With a history of turbulence of outside issues such as litigations and board quarrels overshadowing Oakdale Irrigation District meetings, the Tuesday, July 5 meeting mainly focused on just water issues.
In a presentation by OID General Manager Steve Knell, board members and the public learned that a state proposed Bay-Delta Quality Control plan scheduled to be released the middle of this month will severely threaten the Oakdale Irrigation District storage capacities if put into place.
“Put your seatbelt on, we’re in for a rough ride,” Knell said of the pending program.
During his presentation, Knell said the new unimpaired flow standard will be between 30 to 50 percent of water in the Stanislaus River for February to June. Currently the flow is 35 percent.
“Unimpaired flow” was defined by Knell as the flow of water that would make it down the river if there were no reservoirs or diversions such as dams.
“The plan is 50 percent of the flow in wet years and 30 percent in dry ones,” Knell said.
Knell explained that as the plan is phased in, and adopted by the end of the year, water rights will be changed with new implementations.
“Anything you have today will be gone and rewritten,” Knell told the group, adding sarcastically, “It’s going to be a fun process.”
Knell explained that the new regulations would also impact groundwater storage as farmers would move to the costly measure to pump from wells.
“All the water they take from us will now have to come out of the ground,” Knell said.
As Knell explained the process, he identified what he saw were severe flaws with the proposal.
“Melones will end up empty and we’ll basically be running the river,” Knell said.
He showed graphs that New Melones Reservoir could be actually empty 18 percent of the time and have a loss of the cold water pool 45 percent of the time.
“The loss of the cold water pool will be killing the very fish the federal law was implemented to protect,” Knell said.
Knell identified three deficiencies with the state’s proposal saying there was no dry year analysis, that figures were based on averages.
“If I have one foot in a freezer and one foot in an oven, if you take the average temperature, my body should be okay,” Knell said.
He said the other deficiencies were figures were diluted due to improper geographical scope of the study and an over-estimation of low value crops.
Knell estimated that the new regulations could result in the loss of 700 family farms that have less than 100 acres and 100 farms that run on 100 to 250 acres.
He said that the State Water Board acknowledged that while the loss of farmland was significant, the impacts to the economies in the Central Valley region were significant, the impact to the region’s groundwater basin would be reduced, and while there would be significant regional and economic impact to the SF Bay Area, the position of the State Water Board was to still implement the program.
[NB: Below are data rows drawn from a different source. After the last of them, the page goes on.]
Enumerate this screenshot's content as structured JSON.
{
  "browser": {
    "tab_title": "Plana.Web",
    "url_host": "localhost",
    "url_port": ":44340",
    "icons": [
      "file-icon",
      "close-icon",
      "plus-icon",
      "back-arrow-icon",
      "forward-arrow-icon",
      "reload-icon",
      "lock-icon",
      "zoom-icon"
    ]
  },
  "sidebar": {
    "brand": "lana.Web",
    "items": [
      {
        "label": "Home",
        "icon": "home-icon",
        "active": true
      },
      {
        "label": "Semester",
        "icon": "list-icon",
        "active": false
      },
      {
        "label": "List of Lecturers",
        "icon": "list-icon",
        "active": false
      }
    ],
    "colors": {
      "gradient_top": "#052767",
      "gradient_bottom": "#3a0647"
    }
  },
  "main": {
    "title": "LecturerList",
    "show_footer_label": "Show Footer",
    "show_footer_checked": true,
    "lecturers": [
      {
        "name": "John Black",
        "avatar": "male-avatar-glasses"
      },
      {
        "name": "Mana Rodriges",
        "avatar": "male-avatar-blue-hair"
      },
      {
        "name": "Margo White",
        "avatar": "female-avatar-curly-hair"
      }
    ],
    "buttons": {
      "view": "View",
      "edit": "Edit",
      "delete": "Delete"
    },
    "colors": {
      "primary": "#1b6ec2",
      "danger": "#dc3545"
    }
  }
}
“The SED (Substitute Environmental Document) focus is to take our water, take our water, take our water, with habitat, predation, and water quality as a priority,” Knell said.
He then urged customers to contact state representatives.
“The state needs to hear from farmers and customers,” Knell said. “We’re just another government organization to them.”
In other issues, the board of directors learned of the advantages of refinancing the 30-year bonds released in 2009.
Under a proposal by Wells Fargo’s Michael Engelbrecht, OID could see a $4- to $5 million savings in the course of those bonds due to mature in August 2039 as well a one-year earlier maturity in 2038 with the refinance.
Due to falling interest rates from Brexit and other world events, interest rates have fallen below three percent.
“As a borrower, this is a fantastic opportunity to buy down,” Englebrecht told the board.
OID is currently financing the bond at a 5.8 percent rate and as of last week the rate that could be offered was 2.9 percent.
“There’s no risk of going into the market and OID losing any money,” Englebrecht said. “If we don’t meet the bond threshold (for significant savings), we don’t sell the bond.”
The board voted unanimously to work with Wells Fargo for the bond refinance.